• _What to do_
Run through the records and, wherever a line holds the word "price", return that line.

::: Data in this exercise :::

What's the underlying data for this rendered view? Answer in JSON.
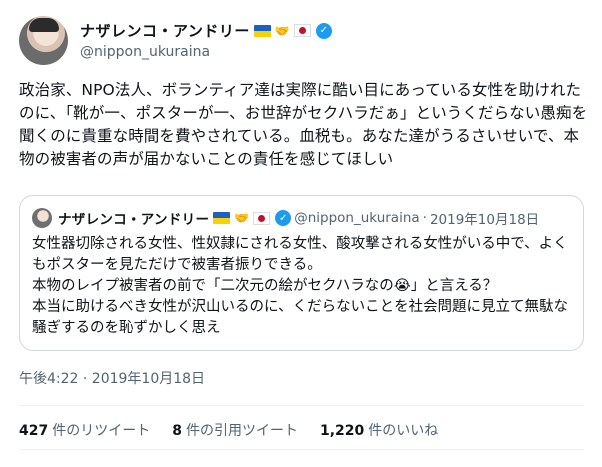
{
  "author": {
    "display_name": "ナザレンコ・アンドリー",
    "handle": "@nippon_ukuraina",
    "hands_icon": "🤝",
    "flags": [
      "ukraine-flag",
      "japan-flag"
    ]
  },
  "tweet": {
    "text": "政治家、NPO法人、ボランティア達は実際に酷い目にあっている女性を助けれたのに、「靴が一、ポスターが一、お世辞がセクハラだぁ」というくだらない愚痴を聞くのに貴重な時間を費やされている。血税も。あなた達がうるさいせいで、本物の被害者の声が届かないことの責任を感じてほしい",
    "timestamp": "午後4:22 · 2019年10月18日"
  },
  "quote": {
    "display_name": "ナザレンコ・アンドリー",
    "handle": "@nippon_ukuraina",
    "dot": "·",
    "date": "2019年10月18日",
    "text": "女性器切除される女性、性奴隷にされる女性、酸攻撃される女性がいる中で、よくもポスターを見ただけで被害者振りできる。\n本物のレイプ被害者の前で「二次元の絵がセクハラなの😭」と言える？\n本当に助けるべき女性が沢山いるのに、くだらないことを社会問題に見立て無駄な騒ぎするのを恥ずかしく思え"
  },
  "stats": {
    "retweets_count": "427",
    "retweets_label": "件のリツイート",
    "quotes_count": "8",
    "quotes_label": "件の引用ツイート",
    "likes_count": "1,220",
    "likes_label": "件のいいね"
  },
  "colors": {
    "text": "#0f1419",
    "secondary": "#536471",
    "verified": "#1d9bf0",
    "border": "#cfd9de"
  }
}
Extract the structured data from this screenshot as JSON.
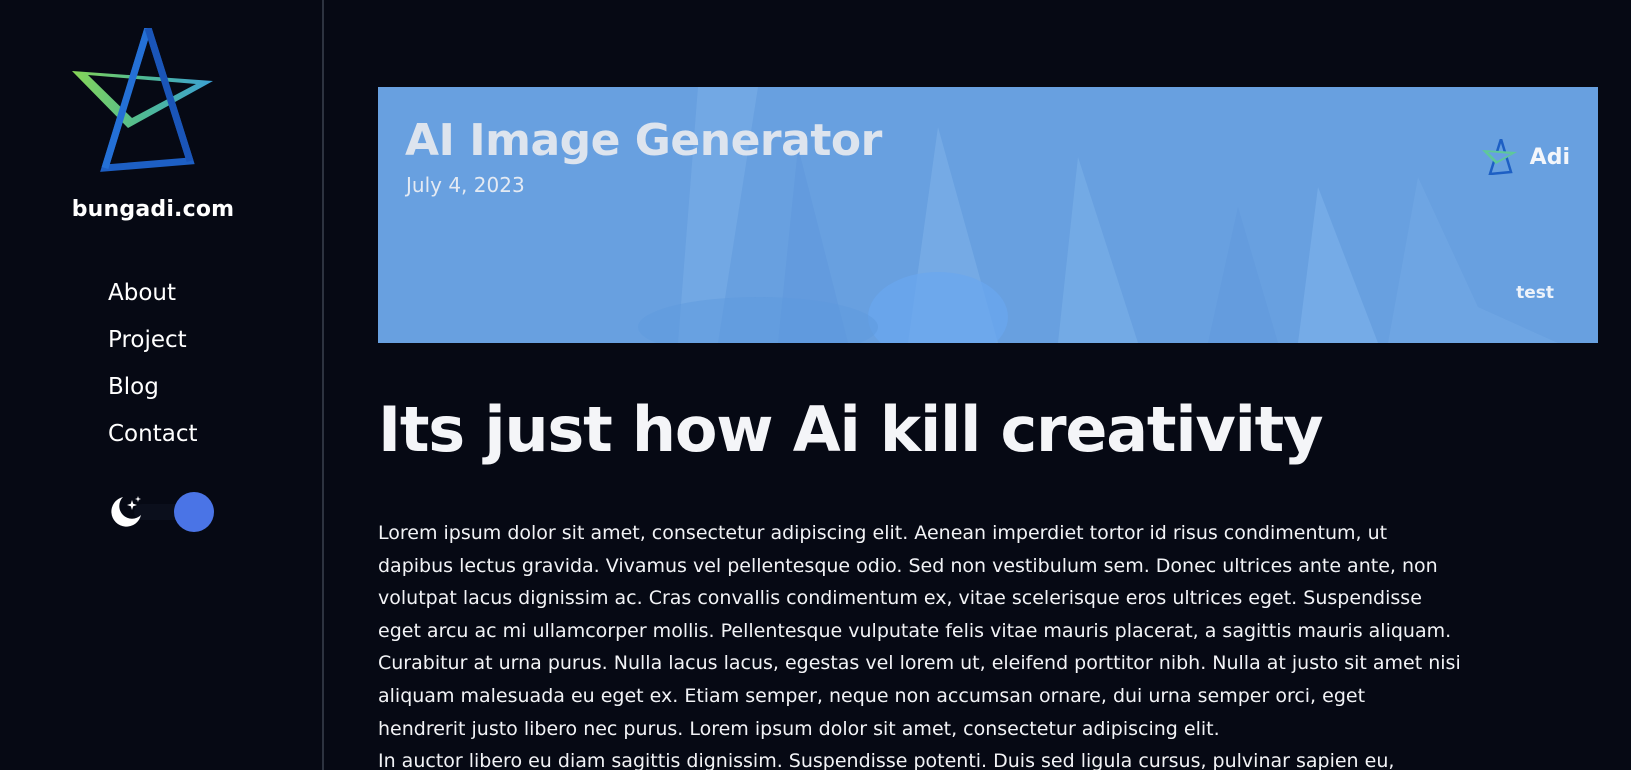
{
  "site": {
    "name": "bungadi.com",
    "logo_icon": "star-logo-icon"
  },
  "nav": {
    "items": [
      {
        "label": "About"
      },
      {
        "label": "Project"
      },
      {
        "label": "Blog"
      },
      {
        "label": "Contact"
      }
    ]
  },
  "theme_toggle": {
    "icon": "moon-stars-icon",
    "state": "dark"
  },
  "hero": {
    "title": "AI Image Generator",
    "date": "July 4, 2023",
    "author": "Adi",
    "tag": "test"
  },
  "post": {
    "title": "Its just how Ai kill creativity",
    "body_lines": [
      "Lorem ipsum dolor sit amet, consectetur adipiscing elit. Aenean imperdiet tortor id risus condimentum, ut",
      "dapibus lectus gravida. Vivamus vel pellentesque odio. Sed non vestibulum sem. Donec ultrices ante ante, non",
      "volutpat lacus dignissim ac. Cras convallis condimentum ex, vitae scelerisque eros ultrices eget. Suspendisse",
      "eget arcu ac mi ullamcorper mollis. Pellentesque vulputate felis vitae mauris placerat, a sagittis mauris aliquam.",
      "Curabitur at urna purus. Nulla lacus lacus, egestas vel lorem ut, eleifend porttitor nibh. Nulla at justo sit amet nisi",
      "aliquam malesuada eu eget ex. Etiam semper, neque non accumsan ornare, dui urna semper orci, eget",
      "hendrerit justo libero nec purus. Lorem ipsum dolor sit amet, consectetur adipiscing elit.",
      "In auctor libero eu diam sagittis dignissim. Suspendisse potenti. Duis sed ligula cursus, pulvinar sapien eu,"
    ]
  },
  "colors": {
    "background": "#060914",
    "hero_bg": "#6aa3e2",
    "toggle_knob": "#4a74e6",
    "logo_blue": "#1f5fc8",
    "logo_green": "#7ed957",
    "logo_cyan": "#4fb7e0"
  }
}
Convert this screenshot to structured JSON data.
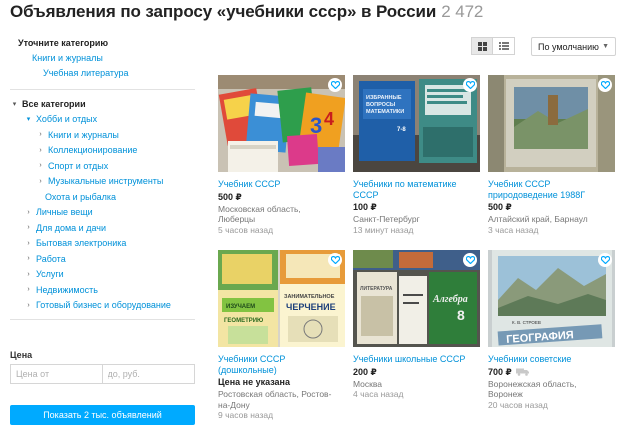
{
  "header": {
    "title": "Объявления по запросу «учебники ссср» в России",
    "count": "2 472"
  },
  "sidebar": {
    "refine": {
      "heading": "Уточните категорию",
      "items": [
        {
          "label": "Книги и журналы"
        },
        {
          "label": "Учебная литература"
        }
      ]
    },
    "categories": {
      "heading": "Все категории",
      "hobby": "Хобби и отдых",
      "hobby_sub": [
        {
          "label": "Книги и журналы"
        },
        {
          "label": "Коллекционирование"
        },
        {
          "label": "Спорт и отдых"
        },
        {
          "label": "Музыкальные инструменты"
        },
        {
          "label": "Охота и рыбалка"
        }
      ],
      "other": [
        {
          "label": "Личные вещи"
        },
        {
          "label": "Для дома и дачи"
        },
        {
          "label": "Бытовая электроника"
        },
        {
          "label": "Работа"
        },
        {
          "label": "Услуги"
        },
        {
          "label": "Недвижимость"
        },
        {
          "label": "Готовый бизнес и оборудование"
        }
      ]
    },
    "price": {
      "label": "Цена",
      "from_placeholder": "Цена от",
      "to_placeholder": "до, руб."
    },
    "show_button": "Показать 2 тыс. объявлений"
  },
  "toolbar": {
    "sort_value": "По умолчанию"
  },
  "listings": [
    {
      "title_lines": [
        "Учебник СССР",
        ""
      ],
      "price": "500 ₽",
      "loc_lines": [
        "Московская область,",
        "Люберцы"
      ],
      "time": "5 часов назад"
    },
    {
      "title_lines": [
        "Учебники по математике",
        "СССР"
      ],
      "price": "100 ₽",
      "loc_lines": [
        "Санкт-Петербург",
        ""
      ],
      "time": "13 минут назад"
    },
    {
      "title_lines": [
        "Учебник СССР",
        "природоведение 1988Г"
      ],
      "price": "500 ₽",
      "loc_lines": [
        "Алтайский край, Барнаул",
        ""
      ],
      "time": "3 часа назад"
    },
    {
      "title_lines": [
        "Учебники СССР",
        "(дошкольные)"
      ],
      "price": "Цена не указана",
      "loc_lines": [
        "Ростовская область, Ростов-",
        "на-Дону"
      ],
      "time": "9 часов назад"
    },
    {
      "title_lines": [
        "Учебники школьные СССР",
        ""
      ],
      "price": "200 ₽",
      "loc_lines": [
        "Москва",
        ""
      ],
      "time": "4 часа назад"
    },
    {
      "title_lines": [
        "Учебники советские",
        ""
      ],
      "price": "700 ₽",
      "loc_lines": [
        "Воронежская область,",
        "Воронеж"
      ],
      "time": "20 часов назад"
    }
  ],
  "photo_text": {
    "p2_line1": "ИЗБРАННЫЕ",
    "p2_line2": "ВОПРОСЫ",
    "p2_line3": "МАТЕМАТИКИ",
    "p2_grade": "7-8",
    "p4_left": "ИЗУЧАЕМ",
    "p4_left2": "ГЕОМЕТРИЮ",
    "p4_right": "ЗАНИМАТЕЛЬНОЕ",
    "p4_right2": "ЧЕРЧЕНИЕ",
    "p5_lit": "ЛИТЕРАТУРА",
    "p5_alg": "Алгебра",
    "p5_num": "8",
    "p6_author": "К. В. СТРОЕВ",
    "p6_title": "ГЕОГРАФИЯ"
  },
  "colors": {
    "link": "#0091d9",
    "button": "#00aaff"
  }
}
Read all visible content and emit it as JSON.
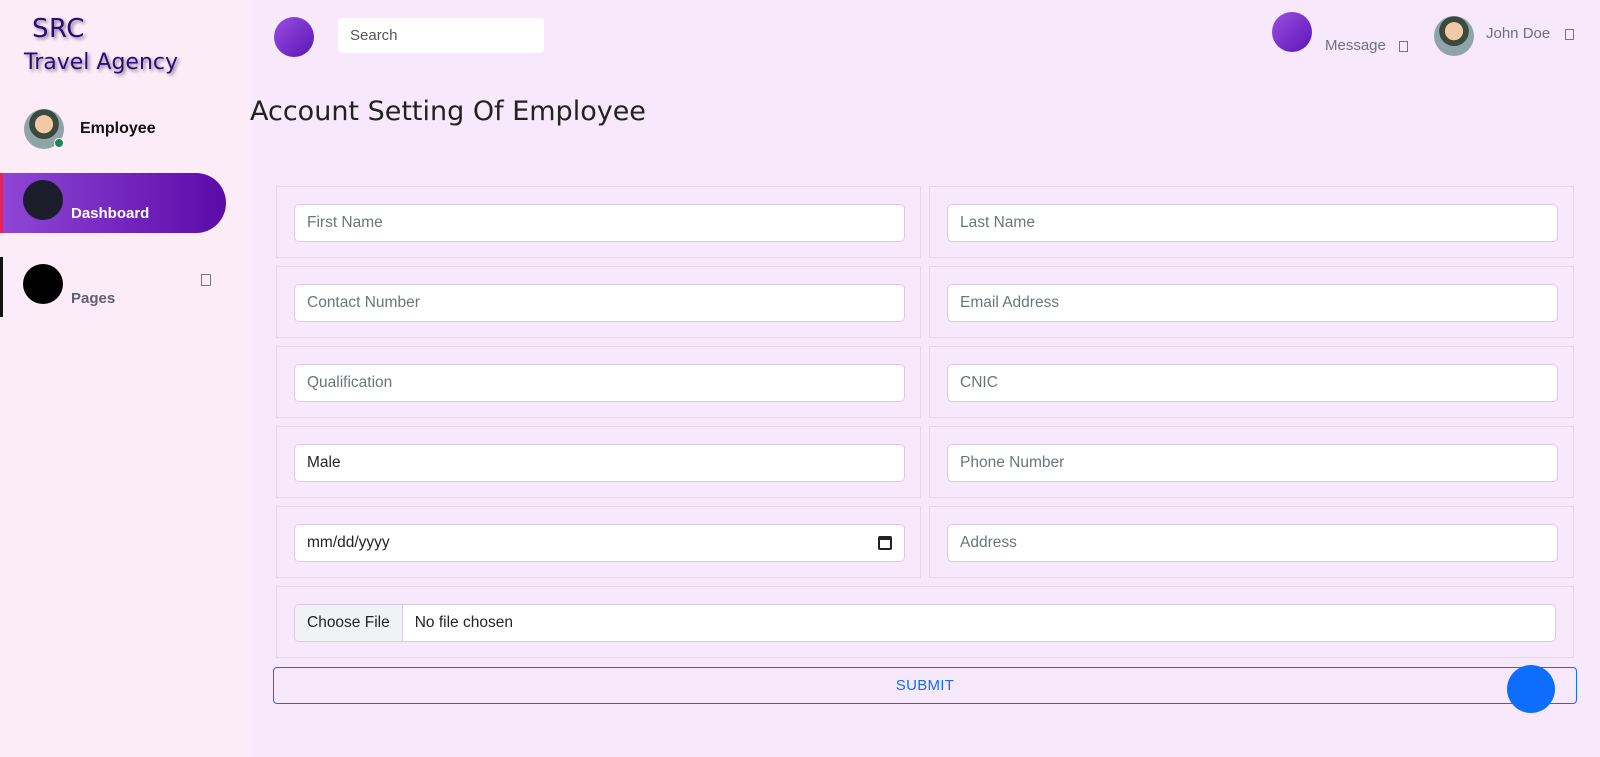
{
  "brand": {
    "line1": "SRC",
    "line2": "Travel Agency"
  },
  "sidebar": {
    "profile_name": "Employee",
    "items": [
      {
        "label": "Dashboard",
        "active": true
      },
      {
        "label": "Pages",
        "active": false
      }
    ]
  },
  "topbar": {
    "search_placeholder": "Search",
    "message_label": "Message",
    "user_name": "John Doe"
  },
  "page": {
    "title": "Account Setting Of Employee"
  },
  "form": {
    "first_name_placeholder": "First Name",
    "last_name_placeholder": "Last Name",
    "contact_number_placeholder": "Contact Number",
    "email_placeholder": "Email Address",
    "qualification_placeholder": "Qualification",
    "cnic_placeholder": "CNIC",
    "gender_value": "Male",
    "phone_number_placeholder": "Phone Number",
    "date_placeholder": "mm/dd/yyyy",
    "address_placeholder": "Address",
    "file_button": "Choose File",
    "file_status": "No file chosen",
    "submit_label": "SUBMIT"
  },
  "colors": {
    "background": "#f8e8fb",
    "sidebar_active_gradient_start": "#8f46d6",
    "sidebar_active_gradient_end": "#5b0aa8",
    "brand_text": "#2b0a7e",
    "primary": "#0d6efd"
  }
}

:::

• _Answer box_
    "price": {
      "price": "500 ₽",
      "price": "100 ₽",
      "price": "500 ₽",
      "price": "Цена не указана",
      "price": "200 ₽",
      "price": "700 ₽",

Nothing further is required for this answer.